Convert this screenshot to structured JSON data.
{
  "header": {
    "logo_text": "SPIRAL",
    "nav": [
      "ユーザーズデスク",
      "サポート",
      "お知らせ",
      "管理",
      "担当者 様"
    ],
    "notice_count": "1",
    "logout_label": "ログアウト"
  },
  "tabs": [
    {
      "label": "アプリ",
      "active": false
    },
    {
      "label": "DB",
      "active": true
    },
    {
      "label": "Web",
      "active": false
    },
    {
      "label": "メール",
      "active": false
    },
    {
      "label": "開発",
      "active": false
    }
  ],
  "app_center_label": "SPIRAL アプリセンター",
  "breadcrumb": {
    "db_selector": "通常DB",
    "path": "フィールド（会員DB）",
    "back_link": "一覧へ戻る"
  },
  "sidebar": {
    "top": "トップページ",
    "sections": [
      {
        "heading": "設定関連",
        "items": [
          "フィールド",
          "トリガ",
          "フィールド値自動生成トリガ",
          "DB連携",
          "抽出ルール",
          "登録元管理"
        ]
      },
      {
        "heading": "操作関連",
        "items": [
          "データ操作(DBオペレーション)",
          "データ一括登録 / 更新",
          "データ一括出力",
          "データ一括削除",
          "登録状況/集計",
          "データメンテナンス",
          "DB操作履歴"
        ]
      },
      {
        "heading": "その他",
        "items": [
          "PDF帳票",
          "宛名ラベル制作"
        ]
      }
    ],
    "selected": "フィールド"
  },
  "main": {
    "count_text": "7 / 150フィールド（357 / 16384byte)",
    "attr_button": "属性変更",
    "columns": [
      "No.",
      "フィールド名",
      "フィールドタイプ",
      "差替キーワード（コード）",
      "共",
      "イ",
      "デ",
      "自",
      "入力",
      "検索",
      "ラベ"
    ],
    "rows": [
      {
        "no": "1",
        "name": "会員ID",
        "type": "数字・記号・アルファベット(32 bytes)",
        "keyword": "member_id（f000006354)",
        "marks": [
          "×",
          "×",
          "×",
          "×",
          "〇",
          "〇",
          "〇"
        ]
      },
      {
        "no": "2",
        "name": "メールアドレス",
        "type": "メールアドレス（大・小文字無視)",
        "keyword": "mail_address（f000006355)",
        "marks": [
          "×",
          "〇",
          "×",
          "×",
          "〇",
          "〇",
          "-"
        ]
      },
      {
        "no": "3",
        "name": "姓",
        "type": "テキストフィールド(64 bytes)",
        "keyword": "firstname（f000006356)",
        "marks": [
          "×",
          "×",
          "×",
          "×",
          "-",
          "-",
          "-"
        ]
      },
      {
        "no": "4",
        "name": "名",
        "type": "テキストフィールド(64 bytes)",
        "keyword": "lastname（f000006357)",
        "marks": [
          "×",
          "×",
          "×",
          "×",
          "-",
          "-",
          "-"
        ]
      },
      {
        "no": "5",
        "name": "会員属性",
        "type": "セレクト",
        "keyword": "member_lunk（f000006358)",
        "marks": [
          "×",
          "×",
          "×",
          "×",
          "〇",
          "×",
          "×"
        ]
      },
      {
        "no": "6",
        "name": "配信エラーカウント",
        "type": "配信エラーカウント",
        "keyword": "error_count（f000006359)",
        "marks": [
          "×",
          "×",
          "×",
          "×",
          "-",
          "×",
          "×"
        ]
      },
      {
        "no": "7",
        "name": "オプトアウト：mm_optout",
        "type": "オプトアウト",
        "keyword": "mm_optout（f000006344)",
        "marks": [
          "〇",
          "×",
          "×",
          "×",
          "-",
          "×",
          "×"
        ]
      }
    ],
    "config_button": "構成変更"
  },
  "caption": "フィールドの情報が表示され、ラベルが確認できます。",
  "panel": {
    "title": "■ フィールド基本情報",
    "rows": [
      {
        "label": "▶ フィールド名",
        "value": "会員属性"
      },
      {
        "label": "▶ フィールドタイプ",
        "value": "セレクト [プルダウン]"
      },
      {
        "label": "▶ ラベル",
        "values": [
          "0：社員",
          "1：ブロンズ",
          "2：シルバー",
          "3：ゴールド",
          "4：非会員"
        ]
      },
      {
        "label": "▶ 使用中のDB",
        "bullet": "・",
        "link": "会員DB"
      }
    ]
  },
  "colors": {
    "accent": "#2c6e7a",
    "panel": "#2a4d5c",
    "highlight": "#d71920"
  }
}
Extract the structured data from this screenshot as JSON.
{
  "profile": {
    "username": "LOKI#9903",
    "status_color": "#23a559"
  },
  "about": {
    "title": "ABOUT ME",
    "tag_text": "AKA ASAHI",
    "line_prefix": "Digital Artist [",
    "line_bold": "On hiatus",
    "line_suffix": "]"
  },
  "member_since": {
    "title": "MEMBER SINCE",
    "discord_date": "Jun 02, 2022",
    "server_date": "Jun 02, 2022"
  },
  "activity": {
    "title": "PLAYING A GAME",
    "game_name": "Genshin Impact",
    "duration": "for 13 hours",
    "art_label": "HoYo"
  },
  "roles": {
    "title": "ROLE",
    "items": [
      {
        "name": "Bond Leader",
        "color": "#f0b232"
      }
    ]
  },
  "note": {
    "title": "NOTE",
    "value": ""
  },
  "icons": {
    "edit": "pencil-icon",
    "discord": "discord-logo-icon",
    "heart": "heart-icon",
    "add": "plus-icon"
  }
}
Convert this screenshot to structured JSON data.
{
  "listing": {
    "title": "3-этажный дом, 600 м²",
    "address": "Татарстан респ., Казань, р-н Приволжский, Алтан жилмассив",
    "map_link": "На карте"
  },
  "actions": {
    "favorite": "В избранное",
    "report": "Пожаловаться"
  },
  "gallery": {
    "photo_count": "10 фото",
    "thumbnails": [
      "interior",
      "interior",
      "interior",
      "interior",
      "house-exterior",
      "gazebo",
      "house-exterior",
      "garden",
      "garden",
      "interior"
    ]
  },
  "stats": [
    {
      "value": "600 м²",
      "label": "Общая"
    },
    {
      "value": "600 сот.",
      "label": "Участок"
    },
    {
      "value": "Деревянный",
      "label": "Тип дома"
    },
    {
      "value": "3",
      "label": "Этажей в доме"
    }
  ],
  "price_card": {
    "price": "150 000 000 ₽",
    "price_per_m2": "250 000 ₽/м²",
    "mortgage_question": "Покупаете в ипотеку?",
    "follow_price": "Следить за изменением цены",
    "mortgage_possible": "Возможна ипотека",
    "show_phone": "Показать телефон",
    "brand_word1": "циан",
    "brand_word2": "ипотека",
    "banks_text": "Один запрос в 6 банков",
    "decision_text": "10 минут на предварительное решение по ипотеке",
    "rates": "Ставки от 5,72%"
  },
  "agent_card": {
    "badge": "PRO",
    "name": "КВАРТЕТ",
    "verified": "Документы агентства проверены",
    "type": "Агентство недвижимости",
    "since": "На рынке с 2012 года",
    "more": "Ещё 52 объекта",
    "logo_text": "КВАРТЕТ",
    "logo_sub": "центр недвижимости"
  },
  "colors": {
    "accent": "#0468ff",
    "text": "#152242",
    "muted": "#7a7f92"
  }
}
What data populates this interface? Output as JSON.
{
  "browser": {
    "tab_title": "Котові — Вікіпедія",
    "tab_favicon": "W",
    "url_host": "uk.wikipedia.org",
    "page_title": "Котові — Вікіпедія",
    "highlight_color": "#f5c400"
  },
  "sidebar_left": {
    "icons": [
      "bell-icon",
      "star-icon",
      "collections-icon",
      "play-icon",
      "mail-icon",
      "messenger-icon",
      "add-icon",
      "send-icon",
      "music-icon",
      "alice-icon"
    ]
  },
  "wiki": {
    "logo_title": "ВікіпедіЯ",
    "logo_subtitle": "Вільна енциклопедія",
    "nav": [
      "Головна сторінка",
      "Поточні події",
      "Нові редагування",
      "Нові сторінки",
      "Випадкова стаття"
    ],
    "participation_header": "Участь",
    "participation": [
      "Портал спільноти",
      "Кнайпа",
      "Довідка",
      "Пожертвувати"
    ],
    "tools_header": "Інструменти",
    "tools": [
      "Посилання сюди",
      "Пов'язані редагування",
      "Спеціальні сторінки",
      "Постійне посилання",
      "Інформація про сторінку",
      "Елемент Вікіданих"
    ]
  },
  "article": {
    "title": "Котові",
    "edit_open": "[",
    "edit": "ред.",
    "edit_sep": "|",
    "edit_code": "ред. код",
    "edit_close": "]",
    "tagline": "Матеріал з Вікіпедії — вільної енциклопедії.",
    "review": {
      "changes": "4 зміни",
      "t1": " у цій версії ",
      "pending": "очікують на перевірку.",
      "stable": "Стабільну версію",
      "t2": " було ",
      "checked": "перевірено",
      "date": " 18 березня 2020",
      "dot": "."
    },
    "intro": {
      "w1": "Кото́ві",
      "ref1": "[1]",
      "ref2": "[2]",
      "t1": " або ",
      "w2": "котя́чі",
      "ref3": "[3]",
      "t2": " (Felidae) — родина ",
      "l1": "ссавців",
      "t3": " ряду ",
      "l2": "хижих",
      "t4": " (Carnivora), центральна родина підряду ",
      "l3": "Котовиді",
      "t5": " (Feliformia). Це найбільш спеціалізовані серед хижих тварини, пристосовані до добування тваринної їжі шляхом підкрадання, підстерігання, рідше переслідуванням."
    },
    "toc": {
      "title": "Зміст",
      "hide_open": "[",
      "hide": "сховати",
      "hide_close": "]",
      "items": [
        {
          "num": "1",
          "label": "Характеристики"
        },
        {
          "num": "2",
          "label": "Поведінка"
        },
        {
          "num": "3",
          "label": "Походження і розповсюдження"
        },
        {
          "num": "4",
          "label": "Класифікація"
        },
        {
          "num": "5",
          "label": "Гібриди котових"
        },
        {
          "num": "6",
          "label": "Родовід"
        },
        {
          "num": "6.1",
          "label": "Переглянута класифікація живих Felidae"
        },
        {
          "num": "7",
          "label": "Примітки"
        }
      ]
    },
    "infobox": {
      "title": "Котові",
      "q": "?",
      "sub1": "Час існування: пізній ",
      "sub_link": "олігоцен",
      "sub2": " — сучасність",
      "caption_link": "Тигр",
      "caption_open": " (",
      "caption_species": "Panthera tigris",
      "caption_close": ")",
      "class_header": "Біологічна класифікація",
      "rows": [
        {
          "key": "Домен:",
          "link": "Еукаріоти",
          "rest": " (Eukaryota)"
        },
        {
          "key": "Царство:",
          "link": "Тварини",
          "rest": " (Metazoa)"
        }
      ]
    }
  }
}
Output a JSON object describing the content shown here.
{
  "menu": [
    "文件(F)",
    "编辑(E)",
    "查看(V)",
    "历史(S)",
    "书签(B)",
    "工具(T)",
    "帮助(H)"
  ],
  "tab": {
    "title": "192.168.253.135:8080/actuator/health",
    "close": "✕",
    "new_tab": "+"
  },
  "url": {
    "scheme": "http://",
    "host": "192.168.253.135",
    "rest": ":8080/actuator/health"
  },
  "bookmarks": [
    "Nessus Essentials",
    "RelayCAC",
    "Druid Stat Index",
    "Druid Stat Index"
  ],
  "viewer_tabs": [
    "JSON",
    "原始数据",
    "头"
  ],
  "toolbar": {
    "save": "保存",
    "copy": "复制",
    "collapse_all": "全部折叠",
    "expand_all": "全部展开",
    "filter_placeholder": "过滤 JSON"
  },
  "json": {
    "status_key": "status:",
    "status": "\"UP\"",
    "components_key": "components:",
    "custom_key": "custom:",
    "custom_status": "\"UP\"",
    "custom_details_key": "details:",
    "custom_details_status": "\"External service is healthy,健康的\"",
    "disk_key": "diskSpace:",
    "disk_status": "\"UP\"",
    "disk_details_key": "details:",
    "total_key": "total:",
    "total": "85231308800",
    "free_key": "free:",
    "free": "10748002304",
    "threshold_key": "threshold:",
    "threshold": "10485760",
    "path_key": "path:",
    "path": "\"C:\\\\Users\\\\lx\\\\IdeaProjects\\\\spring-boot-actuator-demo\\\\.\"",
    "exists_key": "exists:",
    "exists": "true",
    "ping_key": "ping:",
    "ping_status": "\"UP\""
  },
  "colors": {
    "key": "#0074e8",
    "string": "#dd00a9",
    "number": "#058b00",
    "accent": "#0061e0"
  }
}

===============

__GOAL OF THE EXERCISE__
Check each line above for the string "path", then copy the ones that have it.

__EXERCISE OUTPUT__
    "path": "フィールド（会員DB）",
    "path_key": "path:",
    "path": "\"C:\\\\Users\\\\lx\\\\IdeaProjects\\\\spring-boot-actuator-demo\\\\.\"",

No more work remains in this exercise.